After the military coup in Myanmar and the resulting nationwide protests, the generals continued to be tough. After brutal attacks against peaceful demonstrators, the military switched off the Internet again nationwide on the night of duty, according to activists and network monitors. Current reports on the situation were therefore not available.
On Monday, tens of thousands of people across the country protested against the new junta, despite the growing military presence on the streets. Emergency services once again brutally attacked the demonstrators. Gunfire reportedly rang out in the northern city of Mandalay. In many other parts of the country, too, including the largest city of Rangoon, people defied the threats from the army. The y called for the restoration of Aung San Suu Kyi’s civilian government.
Security forces in Myitkyina in the north of the country shot at participants in a rally on Sunday. Tanks had arrived in Rangoon at the weekend, and military vehicles were on the streets in other parts of the country too – obviously to intimidate the population.
The military, which had ruled the Southeast Asian country with an iron hand for almost five decades, brutally put down any resistance in the past. Only ten years ago were tentative democratic reforms initiated – until the coup on the night of February 1st. The alleged trigger should have been irregularities in the parliamentary election in November, which Suu Kyi clearly won. In the wake of the coup, the military established the former icon of freedom together with many other politicians. The Nobel Peace Prize laureate is said to be under house arrest.
A court hearing planned for this Monday Suu Kyis was postponed to Wednesday, as the news portal “Frontier Myanmar” wrote, citing lawyer Khin Maung Zaw. Suu Kyi’s National League for Democracy (NLD) party has appointed him defender of the 75-year-old and the also arrested President Win Myint. The hearing should apparently take place via video link. It is questionable whether Suu Kyi will be released afterwards.
She is accused of violating the country’s import-export laws. During a house search shortly after the coup, radios are said to have been found in her house. It will be checked whether these have been illegally brought into the country, it said. Win Myint is accused of violating Corona requirements. Both politicians are reportedly facing up to three years in prison.
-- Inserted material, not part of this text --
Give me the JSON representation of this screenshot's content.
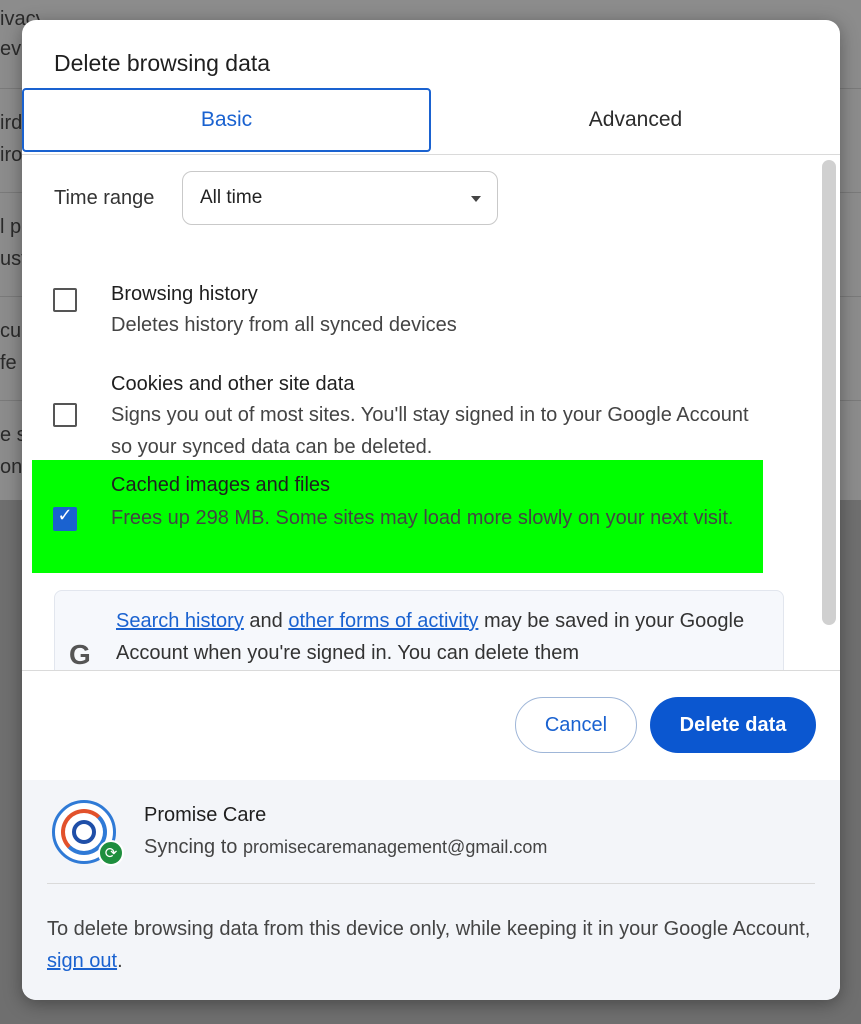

At least 426 people have been arrested in Myanmar since the coup, according to reports by human rights activists. Of these, 391 are still behind bars, according to a statement by the AAPP Support Organization for Political Prisoners.